My First Bass Tournament

LAPRBASS Potomac Series Tournament, Leesylvania, VA


I fished my very first fishing tournament ever, today.  I am part of a four-man team, led by Steve Kolbe, 13-year veteran Voice of the Washington Capitals, play-by-play announcer.  In his off-season, he is a FLW, BFL and LAPRBASS tournament fisherman.  The other co-anglers of this team include Dave Knorr, Jeff Kvech and myself, Catholic High School boys, one and all.


Today’s event is part of a several week Potomac Tournament out of Leesylvania State Park, south of Potomac Mills and near Woodbridge and Quantico, Virginia, and across the river from the mouth of the Mattawoman and Fort Smallwood Park, over in Charles County, MD.

Your boat is assigned a number, and today’s event had around 65 boats.  When your boat is called, you pass by the judges with open, empty live wells, and then off you go, fishing from 6:00 AM till 2:30 PM.


To make this eventful story short, I caught 12 fish and Steve caught 6.  I had two keepers and Steve had one.  The minimum acceptable size that we were allowed to keep was 15-inches, from lip to tail.  Needless to say, we had several 14-inch fish!

It reminded me of fishing for flounder in Ocean City last year and only catching one keeper, but having caught well over a dozen, one-inch short for dinner filets.  I threw the one keeper back, and took the family out for dinner.

Mind you, all bass tournaments are “catch & release.”  As you can see from this photo, our first fish of the day was a Mattawoman catfish.


The first few hours involved using topwater lures over aquatic grass and attempting to figure out patterns and strategies.


We were fishing docks and pier slip structure, and watched this gentleman catch a handsome bass on a live worm from a pier.

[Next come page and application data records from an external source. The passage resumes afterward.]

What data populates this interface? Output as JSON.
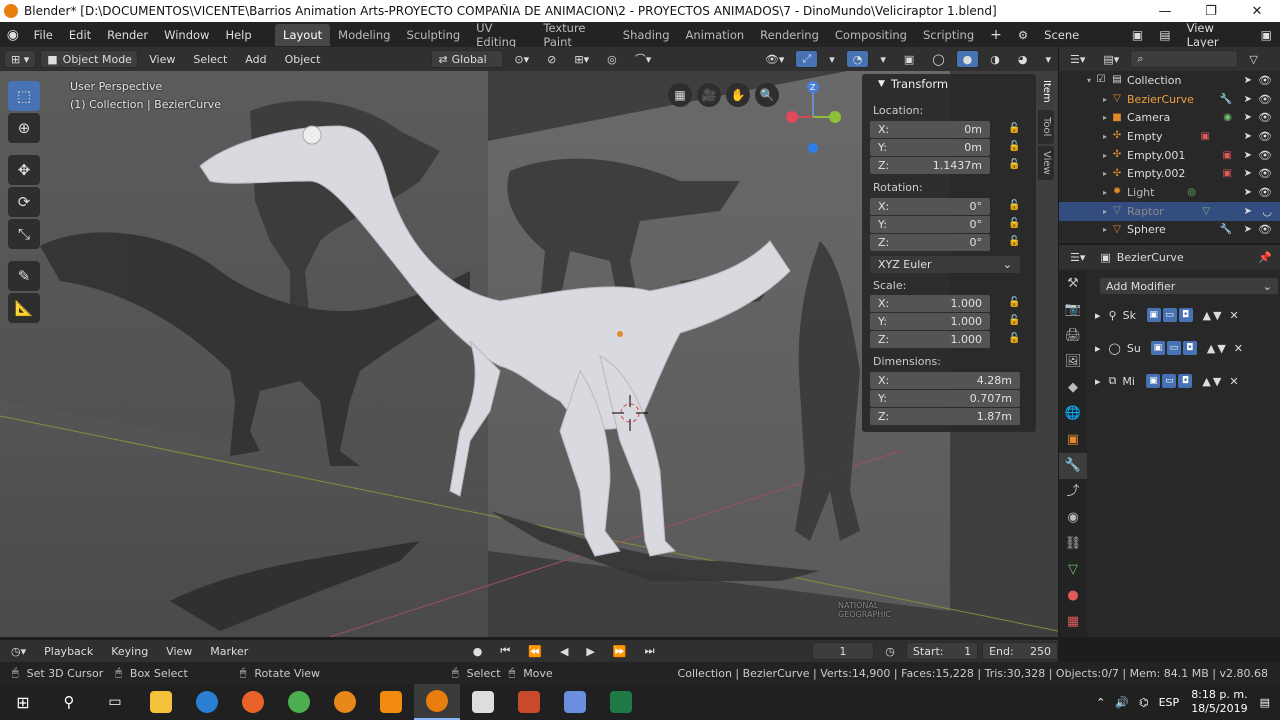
{
  "window": {
    "title": "Blender* [D:\\DOCUMENTOS\\VICENTE\\Barrios Animation Arts-PROYECTO COMPAÑIA DE ANIMACION\\2 - PROYECTOS ANIMADOS\\7 - DinoMundo\\Veliciraptor 1.blend]",
    "min": "—",
    "max": "❐",
    "close": "✕"
  },
  "menu": [
    "File",
    "Edit",
    "Render",
    "Window",
    "Help"
  ],
  "workspaces": [
    "Layout",
    "Modeling",
    "Sculpting",
    "UV Editing",
    "Texture Paint",
    "Shading",
    "Animation",
    "Rendering",
    "Compositing",
    "Scripting"
  ],
  "scene": {
    "label": "Scene",
    "view_layer": "View Layer",
    "add": "+"
  },
  "viewport_header": {
    "mode": "Object Mode",
    "menus": [
      "View",
      "Select",
      "Add",
      "Object"
    ],
    "orientation": "Global"
  },
  "viewport": {
    "perspective": "User Perspective",
    "collection_info": "(1) Collection | BezierCurve",
    "watermark": "NATIONAL GEOGRAPHIC"
  },
  "npanel": {
    "title": "Transform",
    "location_label": "Location:",
    "location": [
      {
        "axis": "X:",
        "value": "0m"
      },
      {
        "axis": "Y:",
        "value": "0m"
      },
      {
        "axis": "Z:",
        "value": "1.1437m"
      }
    ],
    "rotation_label": "Rotation:",
    "rotation": [
      {
        "axis": "X:",
        "value": "0°"
      },
      {
        "axis": "Y:",
        "value": "0°"
      },
      {
        "axis": "Z:",
        "value": "0°"
      }
    ],
    "rotation_mode": "XYZ Euler",
    "scale_label": "Scale:",
    "scale": [
      {
        "axis": "X:",
        "value": "1.000"
      },
      {
        "axis": "Y:",
        "value": "1.000"
      },
      {
        "axis": "Z:",
        "value": "1.000"
      }
    ],
    "dimensions_label": "Dimensions:",
    "dimensions": [
      {
        "axis": "X:",
        "value": "4.28m"
      },
      {
        "axis": "Y:",
        "value": "0.707m"
      },
      {
        "axis": "Z:",
        "value": "1.87m"
      }
    ],
    "tabs": [
      "Item",
      "Tool",
      "View"
    ]
  },
  "outliner": {
    "items": [
      {
        "name": "Collection",
        "icon": "collection-icon"
      },
      {
        "name": "BezierCurve",
        "icon": "curve-icon"
      },
      {
        "name": "Camera",
        "icon": "camera-icon"
      },
      {
        "name": "Empty",
        "icon": "empty-icon"
      },
      {
        "name": "Empty.001",
        "icon": "empty-icon"
      },
      {
        "name": "Empty.002",
        "icon": "empty-icon"
      },
      {
        "name": "Light",
        "icon": "light-icon"
      },
      {
        "name": "Raptor",
        "icon": "mesh-icon"
      },
      {
        "name": "Sphere",
        "icon": "mesh-icon"
      }
    ]
  },
  "properties": {
    "object_name": "BezierCurve",
    "add_modifier": "Add Modifier",
    "modifiers": [
      {
        "name": "Sk"
      },
      {
        "name": "Su"
      },
      {
        "name": "Mi"
      }
    ]
  },
  "timeline": {
    "menus": [
      "Playback",
      "Keying",
      "View",
      "Marker"
    ],
    "current_frame": "1",
    "start_label": "Start:",
    "start": "1",
    "end_label": "End:",
    "end": "250"
  },
  "status": {
    "left": [
      "Set 3D Cursor",
      "Box Select",
      "Rotate View",
      "Select",
      "Move"
    ],
    "right": "Collection | BezierCurve | Verts:14,900 | Faces:15,228 | Tris:30,328 | Objects:0/7 | Mem: 84.1 MB | v2.80.68"
  },
  "taskbar": {
    "lang": "ESP",
    "time": "8:18 p. m.",
    "date": "18/5/2019"
  },
  "colors": {
    "accent": "#4772b3",
    "orange": "#e87d0d",
    "viewport_bg": "#3e3e3e"
  }
}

We motored to the Arkendale Flats near Brent Point and Aquia Creek and did some damage, jacking-up our fishing numbers.  I was surprised at the number of other tournament fishermen using swim baits in their repertoire, interesting.


Gamakatsu weedless wacky worm hooks and Yamamoto Senko’s yielded some fish.


Did I mention that it was scorching hot, with temperatures in the upper 90’s and with high humidity?  Steve had a great supply of ice cold drinks on-board, and we stayed well hydrated.


Captain’s log . . . we made lots of mental notes to help our future performance, and we were always aware of the tides and time of day.


Steve had professional shirts made for the team.  Way cool, we are playing with the big dogs now!  Sponsors, yes sir ree, and before you know it, Steve may be getting his Bass Cat wrapped, maybe his truck too.  I think it should be the Washington Capitals, and Steve should negotiate this into next year’s contract, along with a jersey signed by Alex Ovechkin for Mr. Burchick.


The ecotone edge, where differing habitats interface, of grass and open water can be very productive.


I’m melting . . . about this time in the afternoon, I was seriously thinking about going for a swim, especially as we watched occasional recreation boaters with tow-behind tubes, jet-ski’s and sun bathers on small beaches.  I really think I was distracted at the inability to catch larger keepers.


Alright, put a culling tag on her, and put her in the live-well.


This heron got mad, giving us a squawk, as we were obviously working his stretch of water.


I’ve never been to a weigh-in.  We saw a goodly number of four, five and six-pounders.  Today’s winner had a 18-pound bag, for their best of five.


You bring your fish in a bag, rest them in aerated, cool water in tubs, and they get weighed on the scales, which is then recorded.  You are allowed to bring your five largest, largemouth bass.  They must be alive and after weigh-in, we are responsible to walk them to the dock and release them back into the Potomac River.

The five highest weight bags take home checks that exceed $6,000, and the cumulative boat weights apply toward a season finale, big pay-off that considers series numbers and champion play-off totals.


Thank you Steve for a great day on the water and exposure to tournament fishing.  I look forward to my one or two other tournament days through the course of this summer.


Nice park, too, which obviously caters to bass fishermen, as does Smallwood.